- EXERCISE INSTRUCTIONS: Repeat each record word for word. Leave nothing out.

- RAW DATA:
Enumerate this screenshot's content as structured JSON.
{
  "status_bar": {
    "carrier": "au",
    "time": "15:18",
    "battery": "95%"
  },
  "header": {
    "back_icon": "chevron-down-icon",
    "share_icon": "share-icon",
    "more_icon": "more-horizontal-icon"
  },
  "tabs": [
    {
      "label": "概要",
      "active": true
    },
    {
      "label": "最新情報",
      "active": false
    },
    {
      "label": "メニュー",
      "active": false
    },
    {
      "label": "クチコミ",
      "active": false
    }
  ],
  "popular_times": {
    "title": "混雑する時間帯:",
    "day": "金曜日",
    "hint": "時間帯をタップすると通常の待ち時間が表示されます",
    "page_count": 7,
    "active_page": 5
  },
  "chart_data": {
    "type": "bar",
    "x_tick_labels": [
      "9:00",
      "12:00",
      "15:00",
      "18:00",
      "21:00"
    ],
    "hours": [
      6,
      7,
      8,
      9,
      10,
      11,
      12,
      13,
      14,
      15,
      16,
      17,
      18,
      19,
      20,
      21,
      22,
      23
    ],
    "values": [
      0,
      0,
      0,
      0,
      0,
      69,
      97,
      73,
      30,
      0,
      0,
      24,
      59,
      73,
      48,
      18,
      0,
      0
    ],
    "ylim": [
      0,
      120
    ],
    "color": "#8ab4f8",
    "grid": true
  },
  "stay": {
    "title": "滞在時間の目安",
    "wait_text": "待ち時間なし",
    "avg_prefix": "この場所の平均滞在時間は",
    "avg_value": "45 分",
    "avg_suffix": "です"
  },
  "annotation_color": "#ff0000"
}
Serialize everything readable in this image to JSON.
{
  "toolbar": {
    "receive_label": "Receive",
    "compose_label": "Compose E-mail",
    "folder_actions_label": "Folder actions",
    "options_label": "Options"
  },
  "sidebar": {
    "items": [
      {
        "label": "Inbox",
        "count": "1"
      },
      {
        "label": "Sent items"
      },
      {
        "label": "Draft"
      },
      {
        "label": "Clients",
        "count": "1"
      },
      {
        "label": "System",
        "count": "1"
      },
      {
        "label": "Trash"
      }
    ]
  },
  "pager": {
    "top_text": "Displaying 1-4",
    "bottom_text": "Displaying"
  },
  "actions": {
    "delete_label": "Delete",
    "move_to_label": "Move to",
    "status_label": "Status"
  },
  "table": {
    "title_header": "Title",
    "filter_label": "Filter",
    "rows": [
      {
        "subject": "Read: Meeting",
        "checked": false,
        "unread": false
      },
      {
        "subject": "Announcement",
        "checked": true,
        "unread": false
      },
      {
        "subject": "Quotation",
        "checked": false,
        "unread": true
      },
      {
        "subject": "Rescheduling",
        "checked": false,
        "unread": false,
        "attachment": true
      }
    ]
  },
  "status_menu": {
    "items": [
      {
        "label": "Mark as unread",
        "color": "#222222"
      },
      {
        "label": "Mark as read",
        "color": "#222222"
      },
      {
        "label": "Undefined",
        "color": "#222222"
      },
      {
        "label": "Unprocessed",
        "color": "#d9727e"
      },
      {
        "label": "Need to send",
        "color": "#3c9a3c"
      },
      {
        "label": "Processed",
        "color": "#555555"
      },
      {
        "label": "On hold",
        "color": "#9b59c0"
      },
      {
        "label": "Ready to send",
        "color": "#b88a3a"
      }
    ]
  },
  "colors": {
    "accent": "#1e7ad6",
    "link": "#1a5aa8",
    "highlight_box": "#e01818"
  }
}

- EXPECTED OUTPUT:
Enumerate this screenshot's content as structured JSON.
{
  "status_bar": {
    "carrier": "au",
    "time": "15:18",
    "battery": "95%"
  },
  "header": {
    "back_icon": "chevron-down-icon",
    "share_icon": "share-icon",
    "more_icon": "more-horizontal-icon"
  },
  "tabs": [
    {
      "label": "概要",
      "active": true
    },
    {
      "label": "最新情報",
      "active": false
    },
    {
      "label": "メニュー",
      "active": false
    },
    {
      "label": "クチコミ",
      "active": false
    }
  ],
  "popular_times": {
    "title": "混雑する時間帯:",
    "day": "金曜日",
    "hint": "時間帯をタップすると通常の待ち時間が表示されます",
    "page_count": 7,
    "active_page": 5
  },
  "chart_data": {
    "type": "bar",
    "x_tick_labels": [
      "9:00",
      "12:00",
      "15:00",
      "18:00",
      "21:00"
    ],
    "hours": [
      6,
      7,
      8,
      9,
      10,
      11,
      12,
      13,
      14,
      15,
      16,
      17,
      18,
      19,
      20,
      21,
      22,
      23
    ],
    "values": [
      0,
      0,
      0,
      0,
      0,
      69,
      97,
      73,
      30,
      0,
      0,
      24,
      59,
      73,
      48,
      18,
      0,
      0
    ],
    "ylim": [
      0,
      120
    ],
    "color": "#8ab4f8",
    "grid": true
  },
  "stay": {
    "title": "滞在時間の目安",
    "wait_text": "待ち時間なし",
    "avg_prefix": "この場所の平均滞在時間は",
    "avg_value": "45 分",
    "avg_suffix": "です"
  },
  "annotation_color": "#ff0000"
}
Serialize everything readable in this image to JSON.
{
  "toolbar": {
    "receive_label": "Receive",
    "compose_label": "Compose E-mail",
    "folder_actions_label": "Folder actions",
    "options_label": "Options"
  },
  "sidebar": {
    "items": [
      {
        "label": "Inbox",
        "count": "1"
      },
      {
        "label": "Sent items"
      },
      {
        "label": "Draft"
      },
      {
        "label": "Clients",
        "count": "1"
      },
      {
        "label": "System",
        "count": "1"
      },
      {
        "label": "Trash"
      }
    ]
  },
  "pager": {
    "top_text": "Displaying 1-4",
    "bottom_text": "Displaying"
  },
  "actions": {
    "delete_label": "Delete",
    "move_to_label": "Move to",
    "status_label": "Status"
  },
  "table": {
    "title_header": "Title",
    "filter_label": "Filter",
    "rows": [
      {
        "subject": "Read: Meeting",
        "checked": false,
        "unread": false
      },
      {
        "subject": "Announcement",
        "checked": true,
        "unread": false
      },
      {
        "subject": "Quotation",
        "checked": false,
        "unread": true
      },
      {
        "subject": "Rescheduling",
        "checked": false,
        "unread": false,
        "attachment": true
      }
    ]
  },
  "status_menu": {
    "items": [
      {
        "label": "Mark as unread",
        "color": "#222222"
      },
      {
        "label": "Mark as read",
        "color": "#222222"
      },
      {
        "label": "Undefined",
        "color": "#222222"
      },
      {
        "label": "Unprocessed",
        "color": "#d9727e"
      },
      {
        "label": "Need to send",
        "color": "#3c9a3c"
      },
      {
        "label": "Processed",
        "color": "#555555"
      },
      {
        "label": "On hold",
        "color": "#9b59c0"
      },
      {
        "label": "Ready to send",
        "color": "#b88a3a"
      }
    ]
  },
  "colors": {
    "accent": "#1e7ad6",
    "link": "#1a5aa8",
    "highlight_box": "#e01818"
  }
}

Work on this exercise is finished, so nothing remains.